-- Material for this task follows --

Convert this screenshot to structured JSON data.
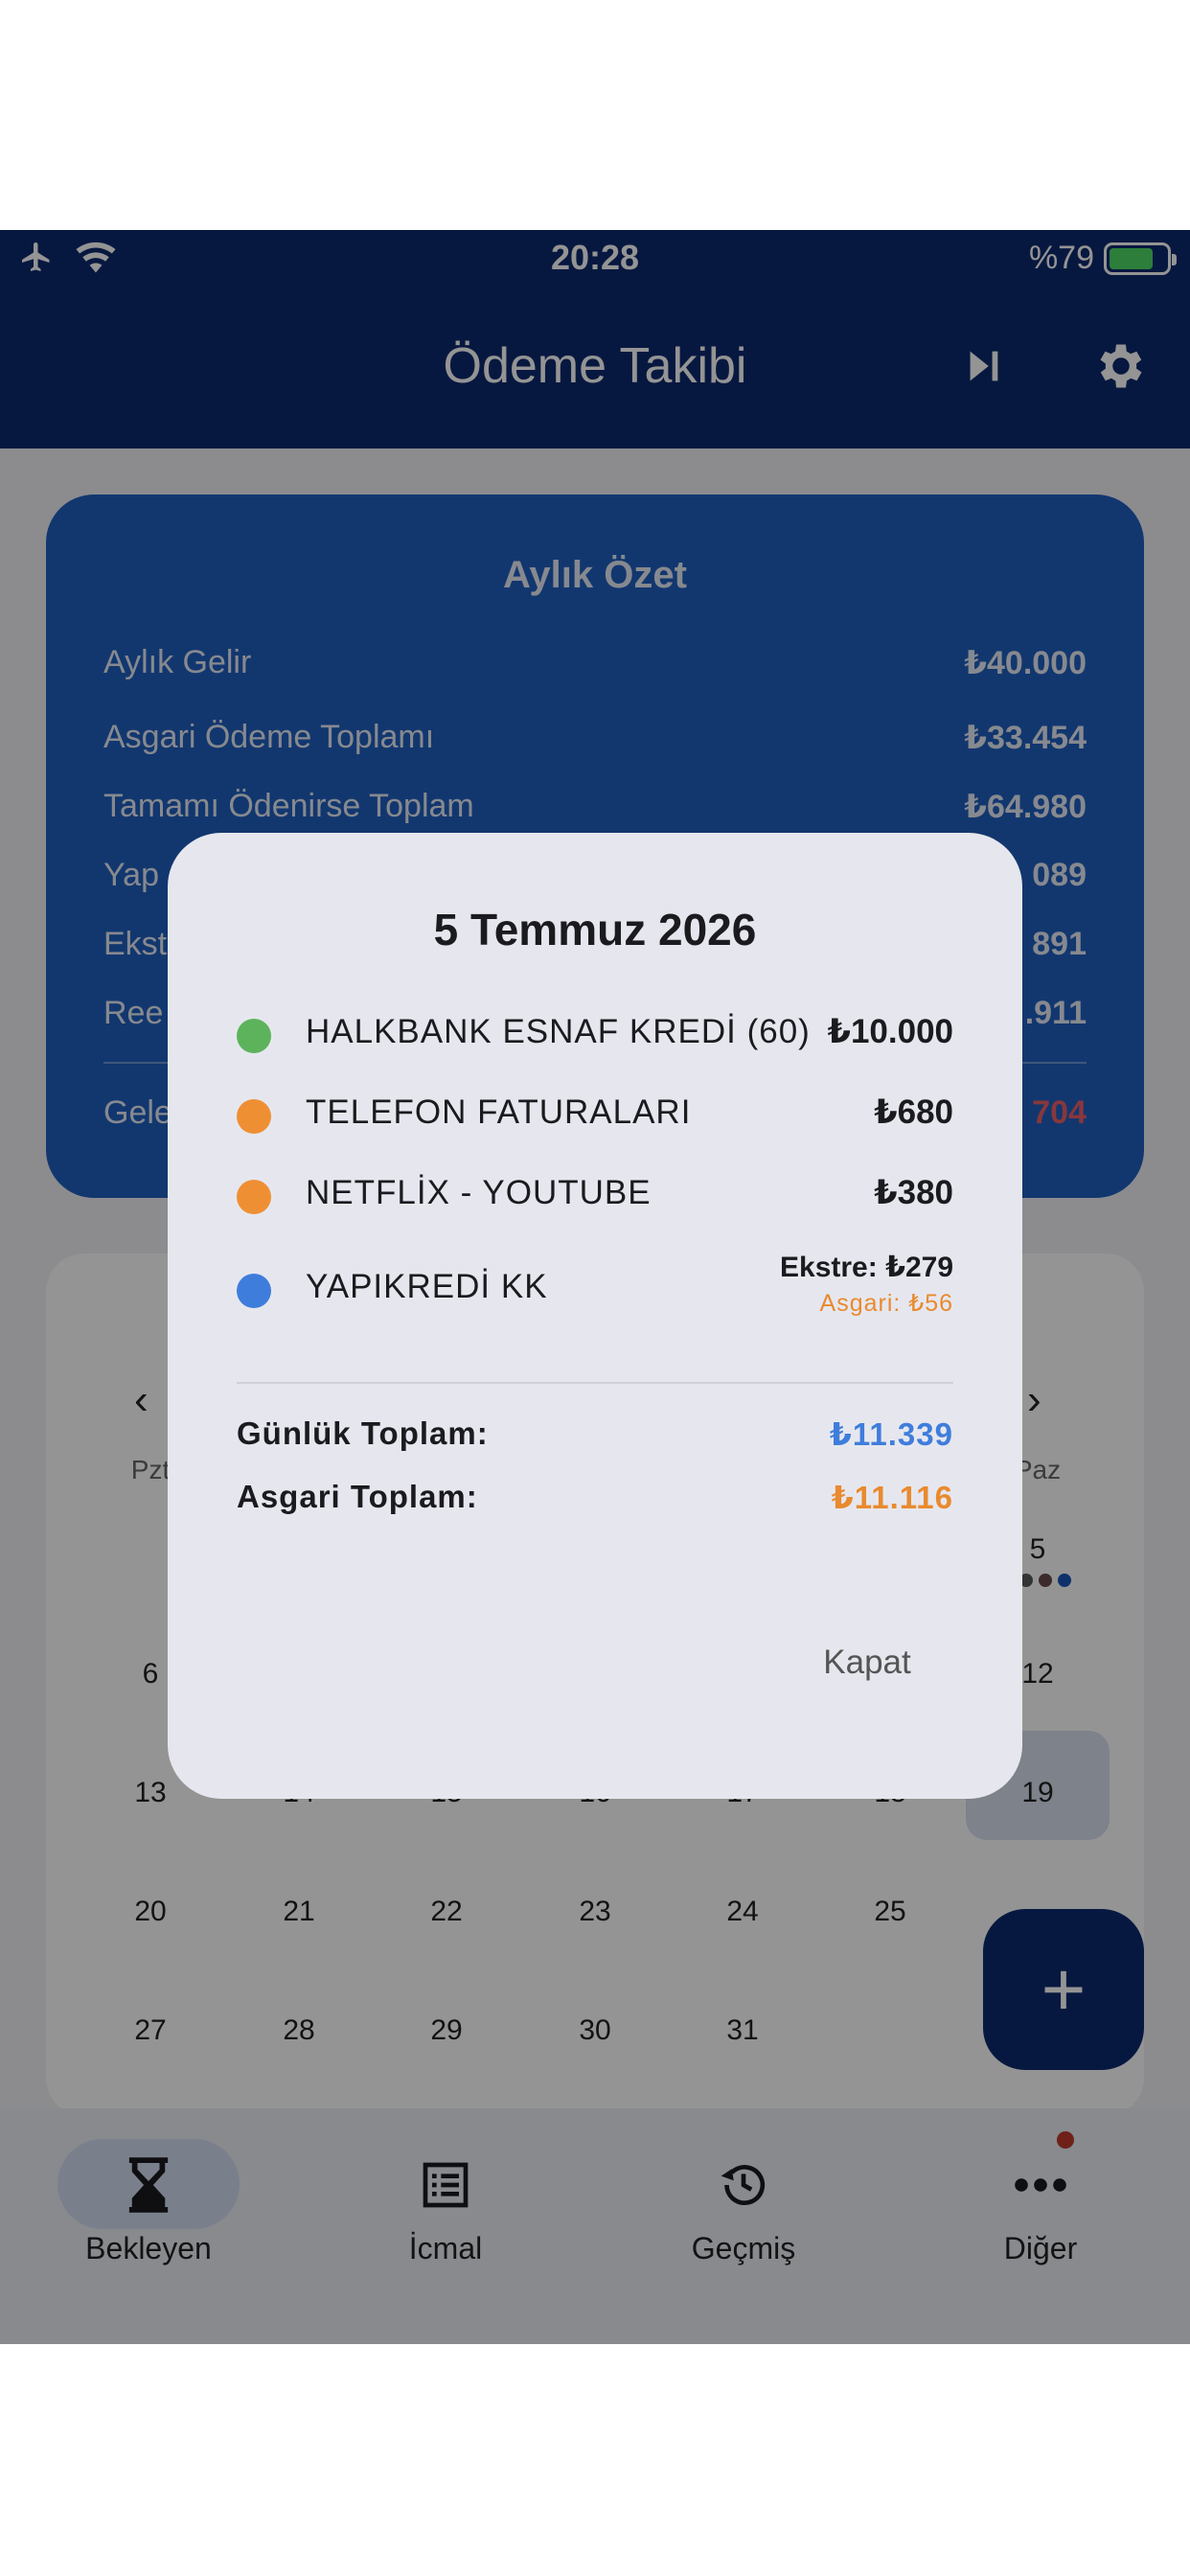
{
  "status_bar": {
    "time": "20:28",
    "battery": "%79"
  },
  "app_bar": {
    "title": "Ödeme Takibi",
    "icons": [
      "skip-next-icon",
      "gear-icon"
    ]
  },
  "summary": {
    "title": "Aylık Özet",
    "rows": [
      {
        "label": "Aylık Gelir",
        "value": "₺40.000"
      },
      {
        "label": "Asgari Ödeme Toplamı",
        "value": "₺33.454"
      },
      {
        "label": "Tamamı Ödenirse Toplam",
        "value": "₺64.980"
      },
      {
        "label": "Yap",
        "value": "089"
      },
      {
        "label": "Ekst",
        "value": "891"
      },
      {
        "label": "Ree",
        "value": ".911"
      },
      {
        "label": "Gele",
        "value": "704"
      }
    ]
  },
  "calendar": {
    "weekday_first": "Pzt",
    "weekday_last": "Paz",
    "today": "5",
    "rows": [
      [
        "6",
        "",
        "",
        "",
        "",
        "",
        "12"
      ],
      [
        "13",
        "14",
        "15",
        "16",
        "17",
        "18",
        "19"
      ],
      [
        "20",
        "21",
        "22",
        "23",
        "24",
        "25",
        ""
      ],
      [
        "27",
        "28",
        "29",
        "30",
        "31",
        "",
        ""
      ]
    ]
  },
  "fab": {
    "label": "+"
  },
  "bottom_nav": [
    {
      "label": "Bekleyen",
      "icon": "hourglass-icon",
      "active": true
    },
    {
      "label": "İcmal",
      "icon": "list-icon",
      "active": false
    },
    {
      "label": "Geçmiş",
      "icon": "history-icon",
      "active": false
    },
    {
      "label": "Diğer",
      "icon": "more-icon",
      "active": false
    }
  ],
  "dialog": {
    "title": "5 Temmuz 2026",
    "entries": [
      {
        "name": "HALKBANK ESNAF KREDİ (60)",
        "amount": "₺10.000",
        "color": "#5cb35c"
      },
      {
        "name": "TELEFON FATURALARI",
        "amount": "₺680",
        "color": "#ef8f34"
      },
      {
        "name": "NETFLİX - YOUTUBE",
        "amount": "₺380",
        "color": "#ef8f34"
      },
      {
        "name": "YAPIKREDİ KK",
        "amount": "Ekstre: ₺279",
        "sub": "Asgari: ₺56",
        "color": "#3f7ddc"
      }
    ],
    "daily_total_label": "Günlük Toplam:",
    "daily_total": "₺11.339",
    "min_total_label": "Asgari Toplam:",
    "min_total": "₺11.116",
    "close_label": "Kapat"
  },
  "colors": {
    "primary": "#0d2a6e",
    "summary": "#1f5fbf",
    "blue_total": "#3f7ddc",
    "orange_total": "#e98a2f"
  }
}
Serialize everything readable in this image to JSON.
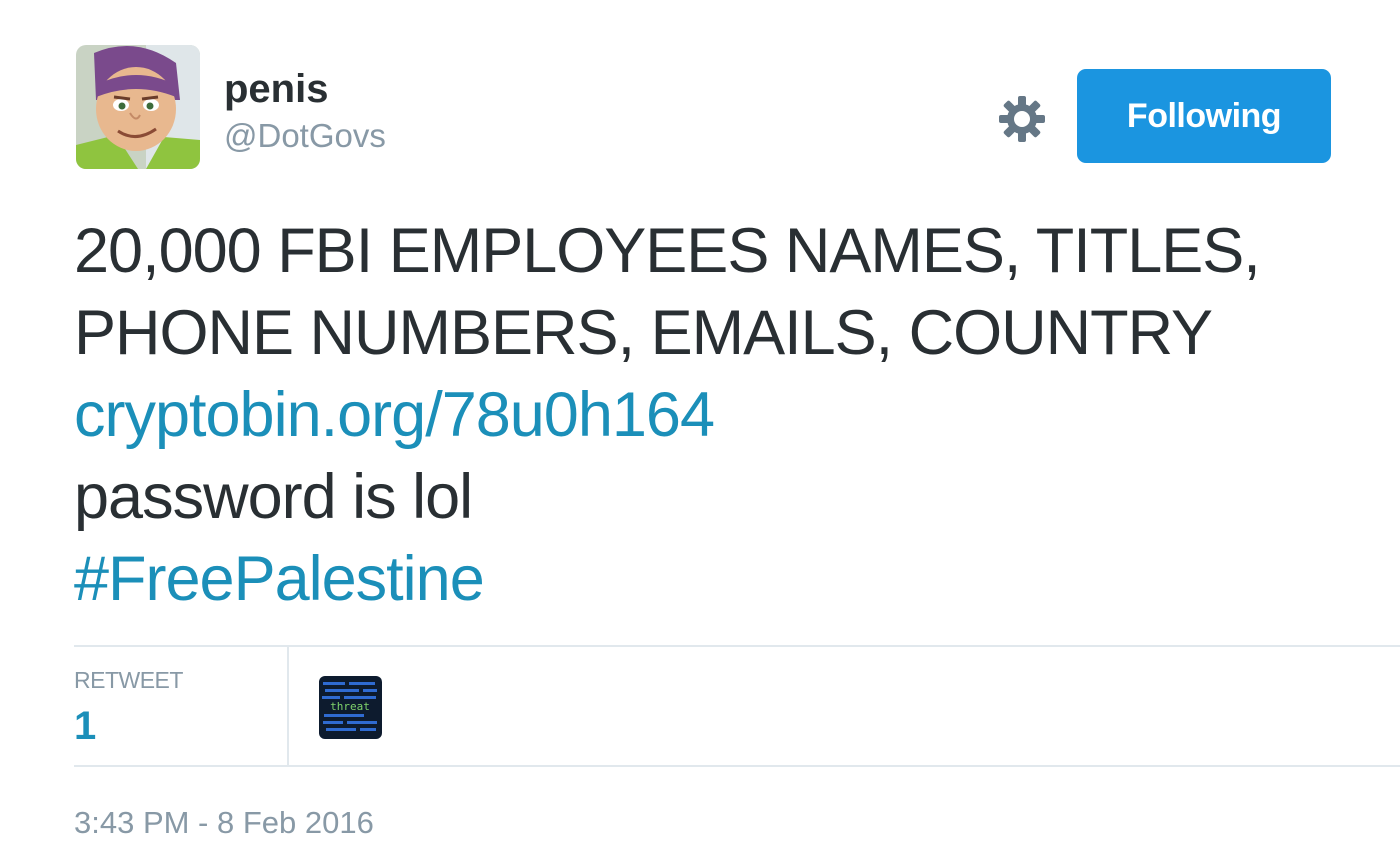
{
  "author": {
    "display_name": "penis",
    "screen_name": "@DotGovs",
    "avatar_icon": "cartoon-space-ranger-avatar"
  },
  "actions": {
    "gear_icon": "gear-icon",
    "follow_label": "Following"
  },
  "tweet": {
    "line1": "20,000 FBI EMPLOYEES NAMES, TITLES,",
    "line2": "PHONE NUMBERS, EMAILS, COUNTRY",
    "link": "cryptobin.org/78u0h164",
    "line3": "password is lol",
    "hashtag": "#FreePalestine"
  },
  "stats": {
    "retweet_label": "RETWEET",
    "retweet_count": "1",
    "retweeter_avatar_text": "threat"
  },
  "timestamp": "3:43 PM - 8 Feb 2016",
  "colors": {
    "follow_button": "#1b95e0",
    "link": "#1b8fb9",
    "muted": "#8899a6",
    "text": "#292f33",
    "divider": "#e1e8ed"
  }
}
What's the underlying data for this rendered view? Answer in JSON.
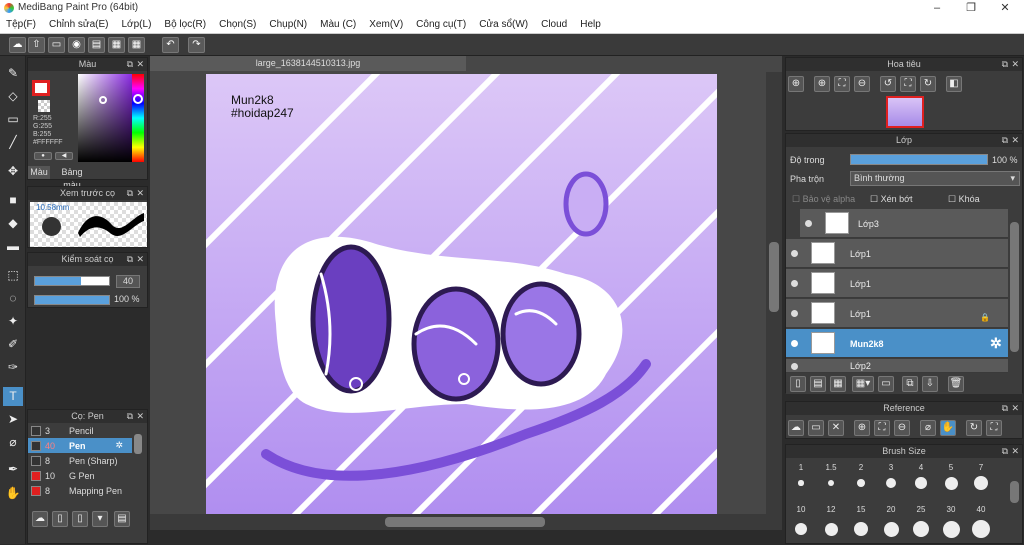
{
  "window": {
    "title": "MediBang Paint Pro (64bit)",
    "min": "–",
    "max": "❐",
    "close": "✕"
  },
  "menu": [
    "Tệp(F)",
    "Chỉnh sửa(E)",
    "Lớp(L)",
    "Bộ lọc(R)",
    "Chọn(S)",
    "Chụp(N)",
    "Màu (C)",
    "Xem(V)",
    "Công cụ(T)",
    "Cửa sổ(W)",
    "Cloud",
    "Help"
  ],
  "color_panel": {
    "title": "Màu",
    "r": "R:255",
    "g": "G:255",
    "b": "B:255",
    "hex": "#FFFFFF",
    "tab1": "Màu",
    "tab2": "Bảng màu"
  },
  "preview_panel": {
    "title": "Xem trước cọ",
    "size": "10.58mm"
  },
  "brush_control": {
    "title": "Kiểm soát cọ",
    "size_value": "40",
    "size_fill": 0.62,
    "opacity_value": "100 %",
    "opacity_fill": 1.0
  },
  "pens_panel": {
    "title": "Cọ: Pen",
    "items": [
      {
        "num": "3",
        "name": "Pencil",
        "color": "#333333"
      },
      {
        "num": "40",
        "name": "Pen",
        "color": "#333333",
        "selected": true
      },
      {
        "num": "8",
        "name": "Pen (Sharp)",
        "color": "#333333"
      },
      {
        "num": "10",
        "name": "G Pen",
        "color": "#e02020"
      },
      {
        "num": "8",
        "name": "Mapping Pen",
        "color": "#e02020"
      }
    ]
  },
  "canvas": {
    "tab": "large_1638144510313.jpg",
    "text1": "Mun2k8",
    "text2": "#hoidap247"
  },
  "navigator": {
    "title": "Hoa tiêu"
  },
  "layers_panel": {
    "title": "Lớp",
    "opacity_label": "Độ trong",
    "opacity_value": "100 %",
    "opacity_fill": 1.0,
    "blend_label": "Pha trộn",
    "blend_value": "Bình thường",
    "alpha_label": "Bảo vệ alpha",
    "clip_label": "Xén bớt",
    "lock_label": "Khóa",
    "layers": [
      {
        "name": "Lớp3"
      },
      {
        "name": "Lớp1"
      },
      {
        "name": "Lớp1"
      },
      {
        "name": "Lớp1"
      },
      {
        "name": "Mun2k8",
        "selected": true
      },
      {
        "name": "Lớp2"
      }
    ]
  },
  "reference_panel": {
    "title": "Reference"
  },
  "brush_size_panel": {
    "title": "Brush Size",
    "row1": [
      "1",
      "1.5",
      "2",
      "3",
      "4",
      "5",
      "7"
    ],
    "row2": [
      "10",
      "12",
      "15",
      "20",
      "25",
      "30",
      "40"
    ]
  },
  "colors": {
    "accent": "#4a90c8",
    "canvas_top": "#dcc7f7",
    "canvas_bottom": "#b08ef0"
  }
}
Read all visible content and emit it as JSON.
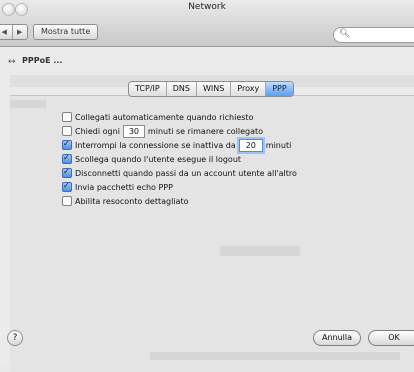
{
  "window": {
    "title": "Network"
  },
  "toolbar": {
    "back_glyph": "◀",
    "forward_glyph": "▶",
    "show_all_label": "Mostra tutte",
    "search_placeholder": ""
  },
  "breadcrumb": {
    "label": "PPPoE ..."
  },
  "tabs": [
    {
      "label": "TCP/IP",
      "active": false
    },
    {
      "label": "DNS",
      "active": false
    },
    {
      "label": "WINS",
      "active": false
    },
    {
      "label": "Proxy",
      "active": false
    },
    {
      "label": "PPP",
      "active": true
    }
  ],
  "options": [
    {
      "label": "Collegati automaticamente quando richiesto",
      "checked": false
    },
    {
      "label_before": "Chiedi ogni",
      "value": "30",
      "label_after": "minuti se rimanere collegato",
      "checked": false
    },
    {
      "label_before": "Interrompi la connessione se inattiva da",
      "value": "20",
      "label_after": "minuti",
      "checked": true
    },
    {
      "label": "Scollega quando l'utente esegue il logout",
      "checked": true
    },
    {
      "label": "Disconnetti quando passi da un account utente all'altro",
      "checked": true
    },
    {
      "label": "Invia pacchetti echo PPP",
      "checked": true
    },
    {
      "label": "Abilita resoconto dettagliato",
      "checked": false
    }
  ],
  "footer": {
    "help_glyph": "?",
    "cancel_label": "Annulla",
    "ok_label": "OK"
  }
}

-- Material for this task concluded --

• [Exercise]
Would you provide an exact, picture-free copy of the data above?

• [Response to this exercise]
Convert this screenshot to structured JSON data.
{
  "status_bar": {
    "time": "20:28",
    "battery": "%79"
  },
  "app_bar": {
    "title": "Ödeme Takibi",
    "icons": [
      "skip-next-icon",
      "gear-icon"
    ]
  },
  "summary": {
    "title": "Aylık Özet",
    "rows": [
      {
        "label": "Aylık Gelir",
        "value": "₺40.000"
      },
      {
        "label": "Asgari Ödeme Toplamı",
        "value": "₺33.454"
      },
      {
        "label": "Tamamı Ödenirse Toplam",
        "value": "₺64.980"
      },
      {
        "label": "Yap",
        "value": "089"
      },
      {
        "label": "Ekst",
        "value": "891"
      },
      {
        "label": "Ree",
        "value": ".911"
      },
      {
        "label": "Gele",
        "value": "704"
      }
    ]
  },
  "calendar": {
    "weekday_first": "Pzt",
    "weekday_last": "Paz",
    "today": "5",
    "rows": [
      [
        "6",
        "",
        "",
        "",
        "",
        "",
        "12"
      ],
      [
        "13",
        "14",
        "15",
        "16",
        "17",
        "18",
        "19"
      ],
      [
        "20",
        "21",
        "22",
        "23",
        "24",
        "25",
        ""
      ],
      [
        "27",
        "28",
        "29",
        "30",
        "31",
        "",
        ""
      ]
    ]
  },
  "fab": {
    "label": "+"
  },
  "bottom_nav": [
    {
      "label": "Bekleyen",
      "icon": "hourglass-icon",
      "active": true
    },
    {
      "label": "İcmal",
      "icon": "list-icon",
      "active": false
    },
    {
      "label": "Geçmiş",
      "icon": "history-icon",
      "active": false
    },
    {
      "label": "Diğer",
      "icon": "more-icon",
      "active": false
    }
  ],
  "dialog": {
    "title": "5 Temmuz 2026",
    "entries": [
      {
        "name": "HALKBANK ESNAF KREDİ (60)",
        "amount": "₺10.000",
        "color": "#5cb35c"
      },
      {
        "name": "TELEFON FATURALARI",
        "amount": "₺680",
        "color": "#ef8f34"
      },
      {
        "name": "NETFLİX - YOUTUBE",
        "amount": "₺380",
        "color": "#ef8f34"
      },
      {
        "name": "YAPIKREDİ KK",
        "amount": "Ekstre: ₺279",
        "sub": "Asgari: ₺56",
        "color": "#3f7ddc"
      }
    ],
    "daily_total_label": "Günlük Toplam:",
    "daily_total": "₺11.339",
    "min_total_label": "Asgari Toplam:",
    "min_total": "₺11.116",
    "close_label": "Kapat"
  },
  "colors": {
    "primary": "#0d2a6e",
    "summary": "#1f5fbf",
    "blue_total": "#3f7ddc",
    "orange_total": "#e98a2f"
  }
}
Serialize everything readable in this image to JSON.
{
  "author": {
    "display_name": "penis",
    "screen_name": "@DotGovs",
    "avatar_icon": "cartoon-space-ranger-avatar"
  },
  "actions": {
    "gear_icon": "gear-icon",
    "follow_label": "Following"
  },
  "tweet": {
    "line1": "20,000 FBI EMPLOYEES NAMES, TITLES,",
    "line2": "PHONE NUMBERS, EMAILS, COUNTRY",
    "link": "cryptobin.org/78u0h164",
    "line3": "password is lol",
    "hashtag": "#FreePalestine"
  },
  "stats": {
    "retweet_label": "RETWEET",
    "retweet_count": "1",
    "retweeter_avatar_text": "threat"
  },
  "timestamp": "3:43 PM - 8 Feb 2016",
  "colors": {
    "follow_button": "#1b95e0",
    "link": "#1b8fb9",
    "muted": "#8899a6",
    "text": "#292f33",
    "divider": "#e1e8ed"
  }
}
What's the underlying data for this rendered view? Answer in JSON.
{
  "window": {
    "title": "MediBang Paint Pro (64bit)",
    "min": "–",
    "max": "❐",
    "close": "✕"
  },
  "menu": [
    "Tệp(F)",
    "Chỉnh sửa(E)",
    "Lớp(L)",
    "Bộ lọc(R)",
    "Chọn(S)",
    "Chụp(N)",
    "Màu (C)",
    "Xem(V)",
    "Công cụ(T)",
    "Cửa sổ(W)",
    "Cloud",
    "Help"
  ],
  "color_panel": {
    "title": "Màu",
    "r": "R:255",
    "g": "G:255",
    "b": "B:255",
    "hex": "#FFFFFF",
    "tab1": "Màu",
    "tab2": "Bảng màu"
  },
  "preview_panel": {
    "title": "Xem trước cọ",
    "size": "10.58mm"
  },
  "brush_control": {
    "title": "Kiểm soát cọ",
    "size_value": "40",
    "size_fill": 0.62,
    "opacity_value": "100 %",
    "opacity_fill": 1.0
  },
  "pens_panel": {
    "title": "Cọ: Pen",
    "items": [
      {
        "num": "3",
        "name": "Pencil",
        "color": "#333333"
      },
      {
        "num": "40",
        "name": "Pen",
        "color": "#333333",
        "selected": true
      },
      {
        "num": "8",
        "name": "Pen (Sharp)",
        "color": "#333333"
      },
      {
        "num": "10",
        "name": "G Pen",
        "color": "#e02020"
      },
      {
        "num": "8",
        "name": "Mapping Pen",
        "color": "#e02020"
      }
    ]
  },
  "canvas": {
    "tab": "large_1638144510313.jpg",
    "text1": "Mun2k8",
    "text2": "#hoidap247"
  },
  "navigator": {
    "title": "Hoa tiêu"
  },
  "layers_panel": {
    "title": "Lớp",
    "opacity_label": "Độ trong",
    "opacity_value": "100 %",
    "opacity_fill": 1.0,
    "blend_label": "Pha trộn",
    "blend_value": "Bình thường",
    "alpha_label": "Bảo vệ alpha",
    "clip_label": "Xén bớt",
    "lock_label": "Khóa",
    "layers": [
      {
        "name": "Lớp3"
      },
      {
        "name": "Lớp1"
      },
      {
        "name": "Lớp1"
      },
      {
        "name": "Lớp1"
      },
      {
        "name": "Mun2k8",
        "selected": true
      },
      {
        "name": "Lớp2"
      }
    ]
  },
  "reference_panel": {
    "title": "Reference"
  },
  "brush_size_panel": {
    "title": "Brush Size",
    "row1": [
      "1",
      "1.5",
      "2",
      "3",
      "4",
      "5",
      "7"
    ],
    "row2": [
      "10",
      "12",
      "15",
      "20",
      "25",
      "30",
      "40"
    ]
  },
  "colors": {
    "accent": "#4a90c8",
    "canvas_top": "#dcc7f7",
    "canvas_bottom": "#b08ef0"
  }
}
Read all visible content and emit it as JSON.
{
  "window": {
    "title": "Network"
  },
  "toolbar": {
    "back_glyph": "◀",
    "forward_glyph": "▶",
    "show_all_label": "Mostra tutte",
    "search_placeholder": ""
  },
  "breadcrumb": {
    "label": "PPPoE ..."
  },
  "tabs": [
    {
      "label": "TCP/IP",
      "active": false
    },
    {
      "label": "DNS",
      "active": false
    },
    {
      "label": "WINS",
      "active": false
    },
    {
      "label": "Proxy",
      "active": false
    },
    {
      "label": "PPP",
      "active": true
    }
  ],
  "options": [
    {
      "label": "Collegati automaticamente quando richiesto",
      "checked": false
    },
    {
      "label_before": "Chiedi ogni",
      "value": "30",
      "label_after": "minuti se rimanere collegato",
      "checked": false
    },
    {
      "label_before": "Interrompi la connessione se inattiva da",
      "value": "20",
      "label_after": "minuti",
      "checked": true
    },
    {
      "label": "Scollega quando l'utente esegue il logout",
      "checked": true
    },
    {
      "label": "Disconnetti quando passi da un account utente all'altro",
      "checked": true
    },
    {
      "label": "Invia pacchetti echo PPP",
      "checked": true
    },
    {
      "label": "Abilita resoconto dettagliato",
      "checked": false
    }
  ],
  "footer": {
    "help_glyph": "?",
    "cancel_label": "Annulla",
    "ok_label": "OK"
  }
}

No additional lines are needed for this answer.